WHAT YOU NEED TO DO: The answer must be the full listing, restated word for word.

RECORDS SUPPLIED:

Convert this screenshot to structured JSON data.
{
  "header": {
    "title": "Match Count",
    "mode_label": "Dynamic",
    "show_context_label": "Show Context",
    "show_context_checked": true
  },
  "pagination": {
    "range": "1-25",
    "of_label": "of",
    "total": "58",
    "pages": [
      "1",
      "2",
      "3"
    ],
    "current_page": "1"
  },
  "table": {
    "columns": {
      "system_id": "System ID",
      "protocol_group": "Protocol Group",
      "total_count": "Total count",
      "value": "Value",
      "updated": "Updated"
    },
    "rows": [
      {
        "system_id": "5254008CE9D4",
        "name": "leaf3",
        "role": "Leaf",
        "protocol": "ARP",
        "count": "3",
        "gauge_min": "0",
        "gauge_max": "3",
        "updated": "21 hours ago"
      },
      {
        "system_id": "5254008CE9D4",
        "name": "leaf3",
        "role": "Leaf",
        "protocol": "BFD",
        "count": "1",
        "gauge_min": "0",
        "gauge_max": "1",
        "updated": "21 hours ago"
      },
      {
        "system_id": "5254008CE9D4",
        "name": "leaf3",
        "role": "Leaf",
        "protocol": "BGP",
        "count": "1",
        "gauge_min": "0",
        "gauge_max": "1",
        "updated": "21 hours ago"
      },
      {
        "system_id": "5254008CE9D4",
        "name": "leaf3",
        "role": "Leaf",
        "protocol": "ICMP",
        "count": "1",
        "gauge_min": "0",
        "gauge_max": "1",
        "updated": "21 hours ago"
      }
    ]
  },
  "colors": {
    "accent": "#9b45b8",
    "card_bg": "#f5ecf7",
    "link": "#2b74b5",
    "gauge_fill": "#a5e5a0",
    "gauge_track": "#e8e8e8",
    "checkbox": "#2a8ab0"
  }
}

ANSWER:
Convert this screenshot to structured JSON data.
{
  "header": {
    "title": "Match Count",
    "mode_label": "Dynamic",
    "show_context_label": "Show Context",
    "show_context_checked": true
  },
  "pagination": {
    "range": "1-25",
    "of_label": "of",
    "total": "58",
    "pages": [
      "1",
      "2",
      "3"
    ],
    "current_page": "1"
  },
  "table": {
    "columns": {
      "system_id": "System ID",
      "protocol_group": "Protocol Group",
      "total_count": "Total count",
      "value": "Value",
      "updated": "Updated"
    },
    "rows": [
      {
        "system_id": "5254008CE9D4",
        "name": "leaf3",
        "role": "Leaf",
        "protocol": "ARP",
        "count": "3",
        "gauge_min": "0",
        "gauge_max": "3",
        "updated": "21 hours ago"
      },
      {
        "system_id": "5254008CE9D4",
        "name": "leaf3",
        "role": "Leaf",
        "protocol": "BFD",
        "count": "1",
        "gauge_min": "0",
        "gauge_max": "1",
        "updated": "21 hours ago"
      },
      {
        "system_id": "5254008CE9D4",
        "name": "leaf3",
        "role": "Leaf",
        "protocol": "BGP",
        "count": "1",
        "gauge_min": "0",
        "gauge_max": "1",
        "updated": "21 hours ago"
      },
      {
        "system_id": "5254008CE9D4",
        "name": "leaf3",
        "role": "Leaf",
        "protocol": "ICMP",
        "count": "1",
        "gauge_min": "0",
        "gauge_max": "1",
        "updated": "21 hours ago"
      }
    ]
  },
  "colors": {
    "accent": "#9b45b8",
    "card_bg": "#f5ecf7",
    "link": "#2b74b5",
    "gauge_fill": "#a5e5a0",
    "gauge_track": "#e8e8e8",
    "checkbox": "#2a8ab0"
  }
}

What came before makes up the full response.